[Start of Attachment]

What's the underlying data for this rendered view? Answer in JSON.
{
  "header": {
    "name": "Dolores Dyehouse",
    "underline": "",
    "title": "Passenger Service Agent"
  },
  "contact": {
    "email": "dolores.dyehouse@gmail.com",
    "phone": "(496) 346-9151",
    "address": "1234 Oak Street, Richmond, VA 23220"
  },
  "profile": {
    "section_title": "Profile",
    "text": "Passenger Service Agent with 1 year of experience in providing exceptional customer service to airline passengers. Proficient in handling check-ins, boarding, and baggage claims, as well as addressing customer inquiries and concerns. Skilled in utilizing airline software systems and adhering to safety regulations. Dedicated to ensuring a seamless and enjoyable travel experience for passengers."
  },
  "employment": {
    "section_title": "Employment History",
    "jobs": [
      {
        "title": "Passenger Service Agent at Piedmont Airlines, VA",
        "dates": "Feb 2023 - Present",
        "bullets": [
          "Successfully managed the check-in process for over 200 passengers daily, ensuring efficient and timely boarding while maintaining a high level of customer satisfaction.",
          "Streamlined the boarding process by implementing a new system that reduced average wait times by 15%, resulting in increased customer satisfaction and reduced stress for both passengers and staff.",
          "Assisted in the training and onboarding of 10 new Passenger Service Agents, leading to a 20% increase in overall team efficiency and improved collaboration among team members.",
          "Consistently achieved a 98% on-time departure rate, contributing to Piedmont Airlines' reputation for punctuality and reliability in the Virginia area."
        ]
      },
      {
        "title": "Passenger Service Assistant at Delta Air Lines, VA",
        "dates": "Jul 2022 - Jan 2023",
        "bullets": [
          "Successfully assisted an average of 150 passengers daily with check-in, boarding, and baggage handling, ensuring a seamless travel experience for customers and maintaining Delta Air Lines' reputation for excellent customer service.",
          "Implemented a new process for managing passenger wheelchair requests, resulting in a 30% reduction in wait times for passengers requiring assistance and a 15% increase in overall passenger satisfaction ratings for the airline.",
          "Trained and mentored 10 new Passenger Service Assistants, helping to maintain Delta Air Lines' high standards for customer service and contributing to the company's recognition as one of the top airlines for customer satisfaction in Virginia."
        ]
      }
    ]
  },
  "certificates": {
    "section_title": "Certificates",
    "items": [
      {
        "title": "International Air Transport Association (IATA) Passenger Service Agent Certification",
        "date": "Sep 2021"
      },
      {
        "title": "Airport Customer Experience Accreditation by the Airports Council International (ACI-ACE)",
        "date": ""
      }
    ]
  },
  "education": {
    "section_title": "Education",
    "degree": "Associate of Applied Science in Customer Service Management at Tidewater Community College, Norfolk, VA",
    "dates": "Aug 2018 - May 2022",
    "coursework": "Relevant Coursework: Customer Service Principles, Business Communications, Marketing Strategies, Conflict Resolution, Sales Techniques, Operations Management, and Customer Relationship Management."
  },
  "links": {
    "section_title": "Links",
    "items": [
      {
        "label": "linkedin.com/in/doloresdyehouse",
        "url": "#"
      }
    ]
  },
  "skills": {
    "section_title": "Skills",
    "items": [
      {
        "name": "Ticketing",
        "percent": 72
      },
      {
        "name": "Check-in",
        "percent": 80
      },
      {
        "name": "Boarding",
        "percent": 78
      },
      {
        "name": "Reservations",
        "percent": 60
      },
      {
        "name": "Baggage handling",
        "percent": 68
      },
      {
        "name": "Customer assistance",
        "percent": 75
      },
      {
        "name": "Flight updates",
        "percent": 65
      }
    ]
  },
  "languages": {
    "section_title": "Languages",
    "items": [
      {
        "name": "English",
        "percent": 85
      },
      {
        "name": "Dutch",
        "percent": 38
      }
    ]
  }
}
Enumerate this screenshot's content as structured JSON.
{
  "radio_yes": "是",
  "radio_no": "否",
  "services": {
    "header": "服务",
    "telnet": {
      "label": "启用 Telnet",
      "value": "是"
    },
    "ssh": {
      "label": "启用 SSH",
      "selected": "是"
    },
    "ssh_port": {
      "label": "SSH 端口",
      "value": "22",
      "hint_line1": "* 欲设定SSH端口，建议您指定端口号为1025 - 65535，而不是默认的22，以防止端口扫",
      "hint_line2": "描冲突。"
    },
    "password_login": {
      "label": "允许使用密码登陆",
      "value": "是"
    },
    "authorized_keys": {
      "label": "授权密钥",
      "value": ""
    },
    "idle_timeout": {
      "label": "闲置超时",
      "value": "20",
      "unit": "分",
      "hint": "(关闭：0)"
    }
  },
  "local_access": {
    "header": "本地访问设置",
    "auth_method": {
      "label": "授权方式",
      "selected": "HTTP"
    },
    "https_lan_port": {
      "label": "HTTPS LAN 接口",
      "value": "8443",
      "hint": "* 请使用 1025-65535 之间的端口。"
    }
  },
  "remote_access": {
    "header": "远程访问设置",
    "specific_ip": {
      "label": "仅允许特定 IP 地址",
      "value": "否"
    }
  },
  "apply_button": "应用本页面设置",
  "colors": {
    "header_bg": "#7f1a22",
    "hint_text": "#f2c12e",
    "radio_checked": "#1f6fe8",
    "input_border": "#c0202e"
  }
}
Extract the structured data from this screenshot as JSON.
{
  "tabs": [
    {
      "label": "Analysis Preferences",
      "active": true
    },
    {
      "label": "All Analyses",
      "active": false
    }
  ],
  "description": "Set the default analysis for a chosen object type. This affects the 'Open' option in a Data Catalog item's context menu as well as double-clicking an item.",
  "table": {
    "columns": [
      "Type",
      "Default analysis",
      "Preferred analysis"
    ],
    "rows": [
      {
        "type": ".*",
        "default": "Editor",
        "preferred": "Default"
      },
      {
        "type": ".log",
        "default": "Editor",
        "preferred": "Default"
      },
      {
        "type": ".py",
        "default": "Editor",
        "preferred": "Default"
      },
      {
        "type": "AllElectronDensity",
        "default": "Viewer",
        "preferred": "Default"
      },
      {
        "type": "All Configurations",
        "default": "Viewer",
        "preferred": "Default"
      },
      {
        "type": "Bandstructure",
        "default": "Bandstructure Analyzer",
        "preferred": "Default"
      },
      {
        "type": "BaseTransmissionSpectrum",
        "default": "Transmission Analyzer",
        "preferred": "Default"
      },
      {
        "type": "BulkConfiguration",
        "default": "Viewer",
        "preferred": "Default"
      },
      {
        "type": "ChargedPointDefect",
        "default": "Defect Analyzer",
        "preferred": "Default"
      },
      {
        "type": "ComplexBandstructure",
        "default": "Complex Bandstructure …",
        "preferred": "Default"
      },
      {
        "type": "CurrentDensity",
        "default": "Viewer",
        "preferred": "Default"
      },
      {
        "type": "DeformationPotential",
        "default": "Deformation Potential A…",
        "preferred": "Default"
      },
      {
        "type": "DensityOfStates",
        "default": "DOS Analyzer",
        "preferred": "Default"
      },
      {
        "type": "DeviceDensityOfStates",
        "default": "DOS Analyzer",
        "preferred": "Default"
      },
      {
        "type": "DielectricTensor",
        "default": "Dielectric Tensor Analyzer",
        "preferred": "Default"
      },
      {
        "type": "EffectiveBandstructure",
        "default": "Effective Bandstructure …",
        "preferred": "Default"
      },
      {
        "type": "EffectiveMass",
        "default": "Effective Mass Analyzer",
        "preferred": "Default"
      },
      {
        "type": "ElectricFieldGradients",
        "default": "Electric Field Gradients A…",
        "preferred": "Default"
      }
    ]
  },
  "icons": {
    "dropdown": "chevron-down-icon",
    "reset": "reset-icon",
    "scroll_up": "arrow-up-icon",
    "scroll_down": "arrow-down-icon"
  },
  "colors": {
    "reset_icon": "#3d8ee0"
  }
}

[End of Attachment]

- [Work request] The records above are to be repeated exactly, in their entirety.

- [Answer area]
What's the underlying data for this rendered view? Answer in JSON.
{
  "header": {
    "name": "Dolores Dyehouse",
    "underline": "",
    "title": "Passenger Service Agent"
  },
  "contact": {
    "email": "dolores.dyehouse@gmail.com",
    "phone": "(496) 346-9151",
    "address": "1234 Oak Street, Richmond, VA 23220"
  },
  "profile": {
    "section_title": "Profile",
    "text": "Passenger Service Agent with 1 year of experience in providing exceptional customer service to airline passengers. Proficient in handling check-ins, boarding, and baggage claims, as well as addressing customer inquiries and concerns. Skilled in utilizing airline software systems and adhering to safety regulations. Dedicated to ensuring a seamless and enjoyable travel experience for passengers."
  },
  "employment": {
    "section_title": "Employment History",
    "jobs": [
      {
        "title": "Passenger Service Agent at Piedmont Airlines, VA",
        "dates": "Feb 2023 - Present",
        "bullets": [
          "Successfully managed the check-in process for over 200 passengers daily, ensuring efficient and timely boarding while maintaining a high level of customer satisfaction.",
          "Streamlined the boarding process by implementing a new system that reduced average wait times by 15%, resulting in increased customer satisfaction and reduced stress for both passengers and staff.",
          "Assisted in the training and onboarding of 10 new Passenger Service Agents, leading to a 20% increase in overall team efficiency and improved collaboration among team members.",
          "Consistently achieved a 98% on-time departure rate, contributing to Piedmont Airlines' reputation for punctuality and reliability in the Virginia area."
        ]
      },
      {
        "title": "Passenger Service Assistant at Delta Air Lines, VA",
        "dates": "Jul 2022 - Jan 2023",
        "bullets": [
          "Successfully assisted an average of 150 passengers daily with check-in, boarding, and baggage handling, ensuring a seamless travel experience for customers and maintaining Delta Air Lines' reputation for excellent customer service.",
          "Implemented a new process for managing passenger wheelchair requests, resulting in a 30% reduction in wait times for passengers requiring assistance and a 15% increase in overall passenger satisfaction ratings for the airline.",
          "Trained and mentored 10 new Passenger Service Assistants, helping to maintain Delta Air Lines' high standards for customer service and contributing to the company's recognition as one of the top airlines for customer satisfaction in Virginia."
        ]
      }
    ]
  },
  "certificates": {
    "section_title": "Certificates",
    "items": [
      {
        "title": "International Air Transport Association (IATA) Passenger Service Agent Certification",
        "date": "Sep 2021"
      },
      {
        "title": "Airport Customer Experience Accreditation by the Airports Council International (ACI-ACE)",
        "date": ""
      }
    ]
  },
  "education": {
    "section_title": "Education",
    "degree": "Associate of Applied Science in Customer Service Management at Tidewater Community College, Norfolk, VA",
    "dates": "Aug 2018 - May 2022",
    "coursework": "Relevant Coursework: Customer Service Principles, Business Communications, Marketing Strategies, Conflict Resolution, Sales Techniques, Operations Management, and Customer Relationship Management."
  },
  "links": {
    "section_title": "Links",
    "items": [
      {
        "label": "linkedin.com/in/doloresdyehouse",
        "url": "#"
      }
    ]
  },
  "skills": {
    "section_title": "Skills",
    "items": [
      {
        "name": "Ticketing",
        "percent": 72
      },
      {
        "name": "Check-in",
        "percent": 80
      },
      {
        "name": "Boarding",
        "percent": 78
      },
      {
        "name": "Reservations",
        "percent": 60
      },
      {
        "name": "Baggage handling",
        "percent": 68
      },
      {
        "name": "Customer assistance",
        "percent": 75
      },
      {
        "name": "Flight updates",
        "percent": 65
      }
    ]
  },
  "languages": {
    "section_title": "Languages",
    "items": [
      {
        "name": "English",
        "percent": 85
      },
      {
        "name": "Dutch",
        "percent": 38
      }
    ]
  }
}
Enumerate this screenshot's content as structured JSON.
{
  "radio_yes": "是",
  "radio_no": "否",
  "services": {
    "header": "服务",
    "telnet": {
      "label": "启用 Telnet",
      "value": "是"
    },
    "ssh": {
      "label": "启用 SSH",
      "selected": "是"
    },
    "ssh_port": {
      "label": "SSH 端口",
      "value": "22",
      "hint_line1": "* 欲设定SSH端口，建议您指定端口号为1025 - 65535，而不是默认的22，以防止端口扫",
      "hint_line2": "描冲突。"
    },
    "password_login": {
      "label": "允许使用密码登陆",
      "value": "是"
    },
    "authorized_keys": {
      "label": "授权密钥",
      "value": ""
    },
    "idle_timeout": {
      "label": "闲置超时",
      "value": "20",
      "unit": "分",
      "hint": "(关闭：0)"
    }
  },
  "local_access": {
    "header": "本地访问设置",
    "auth_method": {
      "label": "授权方式",
      "selected": "HTTP"
    },
    "https_lan_port": {
      "label": "HTTPS LAN 接口",
      "value": "8443",
      "hint": "* 请使用 1025-65535 之间的端口。"
    }
  },
  "remote_access": {
    "header": "远程访问设置",
    "specific_ip": {
      "label": "仅允许特定 IP 地址",
      "value": "否"
    }
  },
  "apply_button": "应用本页面设置",
  "colors": {
    "header_bg": "#7f1a22",
    "hint_text": "#f2c12e",
    "radio_checked": "#1f6fe8",
    "input_border": "#c0202e"
  }
}
Extract the structured data from this screenshot as JSON.
{
  "tabs": [
    {
      "label": "Analysis Preferences",
      "active": true
    },
    {
      "label": "All Analyses",
      "active": false
    }
  ],
  "description": "Set the default analysis for a chosen object type. This affects the 'Open' option in a Data Catalog item's context menu as well as double-clicking an item.",
  "table": {
    "columns": [
      "Type",
      "Default analysis",
      "Preferred analysis"
    ],
    "rows": [
      {
        "type": ".*",
        "default": "Editor",
        "preferred": "Default"
      },
      {
        "type": ".log",
        "default": "Editor",
        "preferred": "Default"
      },
      {
        "type": ".py",
        "default": "Editor",
        "preferred": "Default"
      },
      {
        "type": "AllElectronDensity",
        "default": "Viewer",
        "preferred": "Default"
      },
      {
        "type": "All Configurations",
        "default": "Viewer",
        "preferred": "Default"
      },
      {
        "type": "Bandstructure",
        "default": "Bandstructure Analyzer",
        "preferred": "Default"
      },
      {
        "type": "BaseTransmissionSpectrum",
        "default": "Transmission Analyzer",
        "preferred": "Default"
      },
      {
        "type": "BulkConfiguration",
        "default": "Viewer",
        "preferred": "Default"
      },
      {
        "type": "ChargedPointDefect",
        "default": "Defect Analyzer",
        "preferred": "Default"
      },
      {
        "type": "ComplexBandstructure",
        "default": "Complex Bandstructure …",
        "preferred": "Default"
      },
      {
        "type": "CurrentDensity",
        "default": "Viewer",
        "preferred": "Default"
      },
      {
        "type": "DeformationPotential",
        "default": "Deformation Potential A…",
        "preferred": "Default"
      },
      {
        "type": "DensityOfStates",
        "default": "DOS Analyzer",
        "preferred": "Default"
      },
      {
        "type": "DeviceDensityOfStates",
        "default": "DOS Analyzer",
        "preferred": "Default"
      },
      {
        "type": "DielectricTensor",
        "default": "Dielectric Tensor Analyzer",
        "preferred": "Default"
      },
      {
        "type": "EffectiveBandstructure",
        "default": "Effective Bandstructure …",
        "preferred": "Default"
      },
      {
        "type": "EffectiveMass",
        "default": "Effective Mass Analyzer",
        "preferred": "Default"
      },
      {
        "type": "ElectricFieldGradients",
        "default": "Electric Field Gradients A…",
        "preferred": "Default"
      }
    ]
  },
  "icons": {
    "dropdown": "chevron-down-icon",
    "reset": "reset-icon",
    "scroll_up": "arrow-up-icon",
    "scroll_down": "arrow-down-icon"
  },
  "colors": {
    "reset_icon": "#3d8ee0"
  }
}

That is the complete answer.